Skip to Main Content
U.S. Forest Service
Caring for the land and serving people

United States Department of Agriculture

Home > Search > Publication Information

  1. Share via EmailShare on FacebookShare on LinkedInShare on Twitter
    Dislike this pubLike this pub

    Description
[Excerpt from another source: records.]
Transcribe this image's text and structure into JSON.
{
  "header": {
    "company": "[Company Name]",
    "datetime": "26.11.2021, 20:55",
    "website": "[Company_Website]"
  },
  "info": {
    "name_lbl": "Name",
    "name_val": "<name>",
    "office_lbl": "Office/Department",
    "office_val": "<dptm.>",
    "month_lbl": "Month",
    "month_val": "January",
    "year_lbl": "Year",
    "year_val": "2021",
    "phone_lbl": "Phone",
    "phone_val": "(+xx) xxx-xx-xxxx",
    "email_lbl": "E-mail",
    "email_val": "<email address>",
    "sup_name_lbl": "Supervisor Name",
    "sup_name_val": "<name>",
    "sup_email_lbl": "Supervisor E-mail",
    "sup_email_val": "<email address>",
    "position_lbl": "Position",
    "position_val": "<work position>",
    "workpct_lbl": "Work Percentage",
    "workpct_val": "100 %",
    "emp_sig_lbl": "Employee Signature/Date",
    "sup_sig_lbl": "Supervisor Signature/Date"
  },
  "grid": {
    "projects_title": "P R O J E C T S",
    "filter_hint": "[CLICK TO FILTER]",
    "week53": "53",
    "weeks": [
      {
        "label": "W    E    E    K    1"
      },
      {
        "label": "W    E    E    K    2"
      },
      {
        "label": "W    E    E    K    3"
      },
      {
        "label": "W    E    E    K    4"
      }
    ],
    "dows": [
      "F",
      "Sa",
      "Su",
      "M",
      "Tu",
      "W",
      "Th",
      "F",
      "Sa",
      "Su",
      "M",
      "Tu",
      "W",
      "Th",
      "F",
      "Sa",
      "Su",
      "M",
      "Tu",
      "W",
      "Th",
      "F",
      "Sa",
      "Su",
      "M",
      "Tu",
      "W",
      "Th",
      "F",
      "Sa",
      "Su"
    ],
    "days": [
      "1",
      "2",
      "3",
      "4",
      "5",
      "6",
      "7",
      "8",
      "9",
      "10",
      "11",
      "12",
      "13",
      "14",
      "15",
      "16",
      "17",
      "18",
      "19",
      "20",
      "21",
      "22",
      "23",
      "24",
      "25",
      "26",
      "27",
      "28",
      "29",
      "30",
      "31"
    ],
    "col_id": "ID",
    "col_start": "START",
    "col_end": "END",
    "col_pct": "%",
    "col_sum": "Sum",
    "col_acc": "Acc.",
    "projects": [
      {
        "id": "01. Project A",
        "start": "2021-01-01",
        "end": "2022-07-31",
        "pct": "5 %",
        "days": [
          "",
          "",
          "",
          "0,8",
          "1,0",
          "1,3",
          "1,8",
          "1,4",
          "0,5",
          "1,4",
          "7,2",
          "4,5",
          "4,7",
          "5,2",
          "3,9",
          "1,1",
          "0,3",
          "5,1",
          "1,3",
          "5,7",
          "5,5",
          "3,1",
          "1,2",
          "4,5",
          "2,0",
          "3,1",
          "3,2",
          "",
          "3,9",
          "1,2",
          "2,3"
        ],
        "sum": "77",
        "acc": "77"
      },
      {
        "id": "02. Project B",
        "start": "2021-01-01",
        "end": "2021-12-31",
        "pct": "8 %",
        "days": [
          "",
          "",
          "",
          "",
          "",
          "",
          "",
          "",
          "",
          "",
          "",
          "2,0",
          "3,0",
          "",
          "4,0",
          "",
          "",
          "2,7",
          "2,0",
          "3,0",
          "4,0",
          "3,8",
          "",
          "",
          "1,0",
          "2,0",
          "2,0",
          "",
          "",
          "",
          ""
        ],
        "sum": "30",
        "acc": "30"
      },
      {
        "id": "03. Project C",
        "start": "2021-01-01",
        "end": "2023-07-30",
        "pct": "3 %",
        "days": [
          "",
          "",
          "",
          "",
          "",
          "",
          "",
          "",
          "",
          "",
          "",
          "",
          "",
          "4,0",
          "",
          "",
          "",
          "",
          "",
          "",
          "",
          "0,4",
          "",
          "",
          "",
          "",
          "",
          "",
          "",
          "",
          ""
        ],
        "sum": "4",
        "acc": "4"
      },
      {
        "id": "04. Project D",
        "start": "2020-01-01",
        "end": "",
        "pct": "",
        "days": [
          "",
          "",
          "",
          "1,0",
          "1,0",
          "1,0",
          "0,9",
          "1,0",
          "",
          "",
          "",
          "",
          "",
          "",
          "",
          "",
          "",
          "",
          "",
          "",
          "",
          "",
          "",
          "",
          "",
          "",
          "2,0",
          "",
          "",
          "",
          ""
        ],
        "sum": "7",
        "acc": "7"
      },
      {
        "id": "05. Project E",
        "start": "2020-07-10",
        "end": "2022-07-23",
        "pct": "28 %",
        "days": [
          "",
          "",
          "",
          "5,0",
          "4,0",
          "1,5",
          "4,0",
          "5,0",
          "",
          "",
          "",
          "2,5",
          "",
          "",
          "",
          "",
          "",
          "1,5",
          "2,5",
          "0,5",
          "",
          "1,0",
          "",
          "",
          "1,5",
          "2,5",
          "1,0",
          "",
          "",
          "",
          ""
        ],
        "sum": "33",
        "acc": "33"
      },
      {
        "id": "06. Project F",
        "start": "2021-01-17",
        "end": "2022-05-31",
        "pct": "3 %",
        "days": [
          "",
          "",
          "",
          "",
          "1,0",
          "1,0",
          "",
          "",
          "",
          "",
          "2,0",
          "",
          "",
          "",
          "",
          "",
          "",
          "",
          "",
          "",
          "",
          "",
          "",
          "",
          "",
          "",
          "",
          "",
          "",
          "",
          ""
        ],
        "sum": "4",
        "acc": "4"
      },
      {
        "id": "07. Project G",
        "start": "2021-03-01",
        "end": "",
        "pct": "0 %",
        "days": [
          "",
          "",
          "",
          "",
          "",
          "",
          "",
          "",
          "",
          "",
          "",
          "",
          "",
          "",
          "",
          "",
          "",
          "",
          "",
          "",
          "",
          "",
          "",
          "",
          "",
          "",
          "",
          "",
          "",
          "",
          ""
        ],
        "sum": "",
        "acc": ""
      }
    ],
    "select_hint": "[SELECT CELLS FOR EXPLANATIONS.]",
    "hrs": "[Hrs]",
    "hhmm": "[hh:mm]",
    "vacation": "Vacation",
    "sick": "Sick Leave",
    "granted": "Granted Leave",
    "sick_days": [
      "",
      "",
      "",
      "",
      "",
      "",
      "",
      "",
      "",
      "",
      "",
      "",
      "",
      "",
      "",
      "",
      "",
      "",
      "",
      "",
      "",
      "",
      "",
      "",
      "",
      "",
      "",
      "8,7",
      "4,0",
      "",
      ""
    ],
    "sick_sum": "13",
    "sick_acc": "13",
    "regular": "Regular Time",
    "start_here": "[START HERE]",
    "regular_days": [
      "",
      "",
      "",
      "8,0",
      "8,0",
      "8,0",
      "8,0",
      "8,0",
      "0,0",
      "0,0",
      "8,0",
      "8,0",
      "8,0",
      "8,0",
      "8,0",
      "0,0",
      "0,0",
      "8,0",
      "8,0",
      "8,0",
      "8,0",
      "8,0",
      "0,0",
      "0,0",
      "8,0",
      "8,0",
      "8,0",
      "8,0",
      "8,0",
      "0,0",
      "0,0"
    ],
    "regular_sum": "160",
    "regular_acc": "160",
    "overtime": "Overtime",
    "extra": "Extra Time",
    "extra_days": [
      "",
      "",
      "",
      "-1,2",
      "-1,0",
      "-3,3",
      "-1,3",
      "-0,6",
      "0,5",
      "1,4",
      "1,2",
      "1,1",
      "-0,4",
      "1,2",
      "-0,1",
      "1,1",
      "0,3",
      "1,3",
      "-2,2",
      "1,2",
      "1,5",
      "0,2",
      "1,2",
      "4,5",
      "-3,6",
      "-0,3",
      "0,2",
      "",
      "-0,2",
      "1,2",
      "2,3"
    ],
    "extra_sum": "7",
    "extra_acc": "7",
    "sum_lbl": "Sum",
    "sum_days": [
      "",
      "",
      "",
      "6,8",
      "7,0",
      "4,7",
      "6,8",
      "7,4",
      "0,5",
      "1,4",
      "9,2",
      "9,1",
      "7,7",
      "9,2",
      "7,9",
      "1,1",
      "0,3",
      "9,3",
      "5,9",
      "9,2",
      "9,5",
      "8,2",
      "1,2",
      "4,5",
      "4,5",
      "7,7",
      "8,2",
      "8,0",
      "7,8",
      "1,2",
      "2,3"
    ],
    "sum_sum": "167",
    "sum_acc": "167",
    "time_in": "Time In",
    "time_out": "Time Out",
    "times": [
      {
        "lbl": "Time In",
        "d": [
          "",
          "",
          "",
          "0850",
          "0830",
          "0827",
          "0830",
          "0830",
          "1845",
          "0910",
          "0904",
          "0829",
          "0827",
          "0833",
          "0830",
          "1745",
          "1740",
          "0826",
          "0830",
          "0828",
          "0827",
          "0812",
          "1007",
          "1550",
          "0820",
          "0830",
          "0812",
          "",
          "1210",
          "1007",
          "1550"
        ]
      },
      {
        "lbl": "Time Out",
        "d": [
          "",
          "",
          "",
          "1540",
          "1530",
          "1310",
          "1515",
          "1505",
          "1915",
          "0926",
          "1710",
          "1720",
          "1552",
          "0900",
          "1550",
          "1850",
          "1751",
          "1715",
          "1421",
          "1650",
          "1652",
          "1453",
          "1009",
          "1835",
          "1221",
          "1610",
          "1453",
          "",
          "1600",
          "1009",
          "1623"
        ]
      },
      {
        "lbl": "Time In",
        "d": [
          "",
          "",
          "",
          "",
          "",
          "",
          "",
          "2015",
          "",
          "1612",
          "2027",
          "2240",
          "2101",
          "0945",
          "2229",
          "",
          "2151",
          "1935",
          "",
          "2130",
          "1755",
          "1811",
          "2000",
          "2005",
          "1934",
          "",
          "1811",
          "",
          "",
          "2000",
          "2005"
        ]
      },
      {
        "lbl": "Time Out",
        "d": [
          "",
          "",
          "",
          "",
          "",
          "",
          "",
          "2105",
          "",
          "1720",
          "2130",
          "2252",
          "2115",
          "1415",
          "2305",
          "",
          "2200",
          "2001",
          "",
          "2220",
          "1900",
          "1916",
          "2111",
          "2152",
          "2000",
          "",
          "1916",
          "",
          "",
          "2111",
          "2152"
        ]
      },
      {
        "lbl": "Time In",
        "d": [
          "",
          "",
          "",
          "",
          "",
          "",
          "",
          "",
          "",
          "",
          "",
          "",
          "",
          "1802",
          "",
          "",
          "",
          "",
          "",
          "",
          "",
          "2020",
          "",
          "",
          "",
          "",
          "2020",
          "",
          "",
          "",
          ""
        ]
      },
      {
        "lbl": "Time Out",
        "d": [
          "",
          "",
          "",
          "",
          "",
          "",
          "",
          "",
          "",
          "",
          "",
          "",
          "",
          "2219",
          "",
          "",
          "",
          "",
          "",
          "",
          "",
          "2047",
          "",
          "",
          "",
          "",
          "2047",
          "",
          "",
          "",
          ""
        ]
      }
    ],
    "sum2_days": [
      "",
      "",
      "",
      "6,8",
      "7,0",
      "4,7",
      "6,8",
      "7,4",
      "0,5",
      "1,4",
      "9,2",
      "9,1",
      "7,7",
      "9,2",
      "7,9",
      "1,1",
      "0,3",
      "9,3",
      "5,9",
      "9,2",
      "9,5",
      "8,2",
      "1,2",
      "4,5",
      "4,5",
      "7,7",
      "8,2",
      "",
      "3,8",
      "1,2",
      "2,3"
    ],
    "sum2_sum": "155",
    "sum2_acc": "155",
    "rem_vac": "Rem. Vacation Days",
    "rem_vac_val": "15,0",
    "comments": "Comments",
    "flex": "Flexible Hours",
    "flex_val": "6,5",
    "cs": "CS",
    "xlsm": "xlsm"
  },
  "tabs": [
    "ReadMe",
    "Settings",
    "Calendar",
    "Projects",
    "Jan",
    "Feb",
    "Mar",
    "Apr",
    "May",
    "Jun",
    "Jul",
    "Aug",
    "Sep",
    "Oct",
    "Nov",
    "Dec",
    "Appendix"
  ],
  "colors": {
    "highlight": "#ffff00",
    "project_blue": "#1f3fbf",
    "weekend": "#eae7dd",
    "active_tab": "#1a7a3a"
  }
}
    This small, canopy-foraging insectivore breeds locally in mature and older deciduous forests with broken canopies across much of the Eastern United States. Sky blue, sky high in the canopy, the Cerulean warbler has been little studied; management actions to enhance its habitat have not yet been specified. Among Dendroica, this species forages and nests higher in the canopy, and migrates farther and earlier than most others. Its social system remains poorly understood. Numerous interesting questions about wintering individuals in montane South American forests, where this species associates with others in mixed flocks of canopy insectivores, await investigation. Although the Cerulean warbler was formerly among the most abundant breeding warblers in the Ohio and Mississippi River valleys, its numbers plummeted in the 1900’s. Concern for the future of this species is warranted. Yet even in the face of these steep declines, some populations are currently expanding.

    Publication Notes

    • You may send email to pubrequest@fs.fed.us to request a hard copy of this publication.
    • (Please specify exactly which publication you are requesting and your mailing address.)
    • We recommend that you also print this page and attach it to the printout of the article, to retain the full citation information.
    • This article was written and prepared by U.S. Government employees on official time, and is therefore in the public domain.

    Citation

    Hamel, Paul B. 2000. Cerulean warbler (Dendroica cerulea). In: Poole, A.; Gill, F., eds. The birds of North America—life histories for the 21st century; no. 511. Philadelphia, PA: The Birds of North America, Inc.: 1-20.

    Related Search


    XML: View XML
Show More
Show Fewer
Jump to Top of Page
https://www.fs.usda.gov/treesearch/pubs/1820